Tour Destinations

Ba Vì National Park

Ba Vì National Park

Ba Vì Mountain National Park

Ba Vi Mountain National Park lies roughly 60 kilometres from downtown Hanoi. It’s a heavily forested mountain with 3 peaks – the highest being Đỉnh Vua or King Peak which is 1296 metres above sea level. A place of nature, it’s a peaceful destination for a 1 or 2-day motorbike tour or even part of a longer trip.

Aside from the Viet Kinh people (the majority population of Vietnam), it’s also home to people of the Muong and Dao ethnic minorities. The park is said to also contain 44 kinds of mammals – including some rare flying squirrels, 15 different types of reptiles, 9 forms of amphibians, and over 800 species of plants.

A vista of the Da river and countryside from Ba Vi Mountain on a clear day

What to See and Do

There is a lot to see along the national park’s main road which runs for 12km from base to summit. Having been recently widened and repaved in some areas, the ride up and down itself is worth the visit. Cruising along the mountains windy, steep roads through the forest, and stopping at spectacular viewpoints is what attracts most motorbike riders to visit.

Ba Vi was once a retreat for French colonialists and some of their buildings still remain. As you climb the elevation you can visit ruins of an old French summer camp, an eerie old church, and bell-tower that nature is reclaiming as well as an orphanage and a political prison.

There is also a cactus greenhouse with some 1200 varieties of cacti and several walking trails for those who enjoy hiking. The walking trails lead to the top of the 2 smaller peaks, an ancient cypress tree grove, and a cave.

Looking up through the fog at a ruined French colonial church tower in the jungle of Ba Vi mountain
A Koi fish pond with a large stone boulder
Stone church ruins surrounded by fog and trees in winter
Large green jackfruit for sale on a wooden table at the side of a road

The Summit

The road ends at a parking lot near King Peak where there are refreshments and souvenirs for sale. The hike from here to the peak requires ascending some 1300 odd steps. At the top, you will see a very tall pagoda and a temple devoted to Hồ Chí Minh.

Alternatively, you can also walk to Đền Thượng temple in the other direction up some 600 steps; there is no motorbike access to either location.

A dirt road on bavi mountain that has been fixed from a landslide
A forested hill topped with a pagoda at its summit
A large stone gateway for a jungle path leading to a temple

Dao Minority People and Medicine

The Dao minority who live in Ba Vi are experts in herbal medicine. For generations, they have been gathering herbs from the mountain’s forests to treat diseases and ailments of Vietnamese people.

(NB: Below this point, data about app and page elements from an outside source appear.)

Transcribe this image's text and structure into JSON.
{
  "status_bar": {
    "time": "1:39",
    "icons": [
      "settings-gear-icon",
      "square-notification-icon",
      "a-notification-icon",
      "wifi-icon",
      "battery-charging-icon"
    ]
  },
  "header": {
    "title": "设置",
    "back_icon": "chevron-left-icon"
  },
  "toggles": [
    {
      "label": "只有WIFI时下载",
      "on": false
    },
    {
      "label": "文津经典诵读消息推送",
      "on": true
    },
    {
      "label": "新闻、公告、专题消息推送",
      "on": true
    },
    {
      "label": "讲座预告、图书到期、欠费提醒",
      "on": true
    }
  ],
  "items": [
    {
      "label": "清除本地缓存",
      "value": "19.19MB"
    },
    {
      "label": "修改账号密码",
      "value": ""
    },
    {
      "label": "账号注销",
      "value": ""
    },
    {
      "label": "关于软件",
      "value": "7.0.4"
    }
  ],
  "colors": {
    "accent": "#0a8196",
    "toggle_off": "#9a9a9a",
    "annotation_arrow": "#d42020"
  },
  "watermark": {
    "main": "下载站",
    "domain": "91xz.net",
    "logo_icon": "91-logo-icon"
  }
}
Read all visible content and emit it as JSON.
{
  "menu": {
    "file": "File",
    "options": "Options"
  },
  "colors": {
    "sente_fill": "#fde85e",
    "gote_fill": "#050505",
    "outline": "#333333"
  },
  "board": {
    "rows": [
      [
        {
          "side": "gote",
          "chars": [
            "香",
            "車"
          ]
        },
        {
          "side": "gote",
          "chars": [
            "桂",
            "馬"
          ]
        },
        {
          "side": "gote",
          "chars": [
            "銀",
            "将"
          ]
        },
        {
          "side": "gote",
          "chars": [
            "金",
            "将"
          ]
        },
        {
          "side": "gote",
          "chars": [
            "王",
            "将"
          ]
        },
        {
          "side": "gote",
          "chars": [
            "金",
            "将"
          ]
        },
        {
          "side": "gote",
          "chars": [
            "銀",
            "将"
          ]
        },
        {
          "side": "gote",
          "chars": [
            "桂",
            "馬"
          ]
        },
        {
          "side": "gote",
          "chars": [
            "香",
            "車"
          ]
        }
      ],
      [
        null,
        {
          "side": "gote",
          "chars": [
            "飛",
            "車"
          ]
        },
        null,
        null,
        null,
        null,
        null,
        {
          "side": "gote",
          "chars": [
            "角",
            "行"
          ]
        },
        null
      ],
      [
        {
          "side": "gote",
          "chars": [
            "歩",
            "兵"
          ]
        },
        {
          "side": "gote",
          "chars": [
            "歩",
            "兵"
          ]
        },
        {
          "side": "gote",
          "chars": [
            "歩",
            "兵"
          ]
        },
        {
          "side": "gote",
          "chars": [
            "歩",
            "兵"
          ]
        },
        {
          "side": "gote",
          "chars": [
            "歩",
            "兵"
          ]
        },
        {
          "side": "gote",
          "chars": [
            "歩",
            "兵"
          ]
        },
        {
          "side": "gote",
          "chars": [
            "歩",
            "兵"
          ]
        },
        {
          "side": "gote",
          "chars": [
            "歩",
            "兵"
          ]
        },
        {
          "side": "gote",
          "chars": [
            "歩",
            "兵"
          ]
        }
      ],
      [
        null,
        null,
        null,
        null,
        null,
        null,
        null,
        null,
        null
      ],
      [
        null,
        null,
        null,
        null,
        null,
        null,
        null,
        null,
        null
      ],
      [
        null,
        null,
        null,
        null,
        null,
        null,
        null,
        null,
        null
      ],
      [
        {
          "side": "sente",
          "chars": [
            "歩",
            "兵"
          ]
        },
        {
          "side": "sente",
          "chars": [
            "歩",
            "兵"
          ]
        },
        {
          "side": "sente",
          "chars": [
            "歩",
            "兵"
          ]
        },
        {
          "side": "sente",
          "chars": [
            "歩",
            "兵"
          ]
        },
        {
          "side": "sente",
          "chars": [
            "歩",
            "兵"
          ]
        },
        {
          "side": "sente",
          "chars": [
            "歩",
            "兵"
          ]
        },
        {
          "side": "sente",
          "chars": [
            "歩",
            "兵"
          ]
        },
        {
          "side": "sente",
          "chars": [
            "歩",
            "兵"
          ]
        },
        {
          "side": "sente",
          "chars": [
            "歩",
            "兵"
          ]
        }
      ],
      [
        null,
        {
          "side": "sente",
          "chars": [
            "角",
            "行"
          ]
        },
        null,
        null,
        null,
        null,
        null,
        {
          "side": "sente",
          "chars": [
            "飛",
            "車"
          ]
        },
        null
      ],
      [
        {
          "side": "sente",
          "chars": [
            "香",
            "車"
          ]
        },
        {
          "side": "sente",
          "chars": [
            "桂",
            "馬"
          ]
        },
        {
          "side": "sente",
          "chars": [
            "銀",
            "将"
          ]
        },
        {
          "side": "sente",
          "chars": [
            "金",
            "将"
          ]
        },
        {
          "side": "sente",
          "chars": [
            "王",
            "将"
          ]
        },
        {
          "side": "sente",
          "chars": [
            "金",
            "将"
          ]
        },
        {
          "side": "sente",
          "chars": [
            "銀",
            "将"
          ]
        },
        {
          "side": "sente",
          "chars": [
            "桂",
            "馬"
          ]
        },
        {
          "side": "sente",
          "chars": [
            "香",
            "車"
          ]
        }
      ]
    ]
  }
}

The collection of 300 species of plants has always been done in a sustainable manner although nowadays Dao families also farm many of the plants in their household gardens.

The main area where the Dao people reside is on the west side of Ba Vi mountain and riding along roads there you will pass assortments of leaves, bark, roots, and other plant matter drying on the side of the road in preparation for medicinal use.

The Dao people have their own unique New Year or Tết as it’s known in Vietnam. It generally takes place mid-November or December. It’s a colourful occasion of traditional dancing and music if you are lucky enough to be in a Dao village at the time.

A mountain view from Ba Vi towards Hanoi with the Red River in the distance

Local Industry in Ba Vi district

Ba Vi is well-known for its dairy farming and the area produces a lot of milk and yoghurt. Don’t expect to see black and white Friesian cows, despite the produced milk’s labeling and marketing, brown jersey cows are the cattle raised. Along with cows other livestock such as chickens, pigs, goats, rabbits and even ostriches are the district’s main products.

The region is also favourable to growing Taro a speciality among local people along with guavas that are generally harvested in Autumn. All parts of the guava tree are used in traditional medicine and folk remedies.

Additionally the national park’s forests and wildflowers create a good environment for bee farming which has been taken up by members of the Ba Vi community. There are also some small green tea plantations nearby the mountain.

A crucifix shaped hole at the back of a church with light coming through
A steep stone staircase in the forest surrounded by trees and crowsnest plants
Big ostrich eggs in a basket on a metal table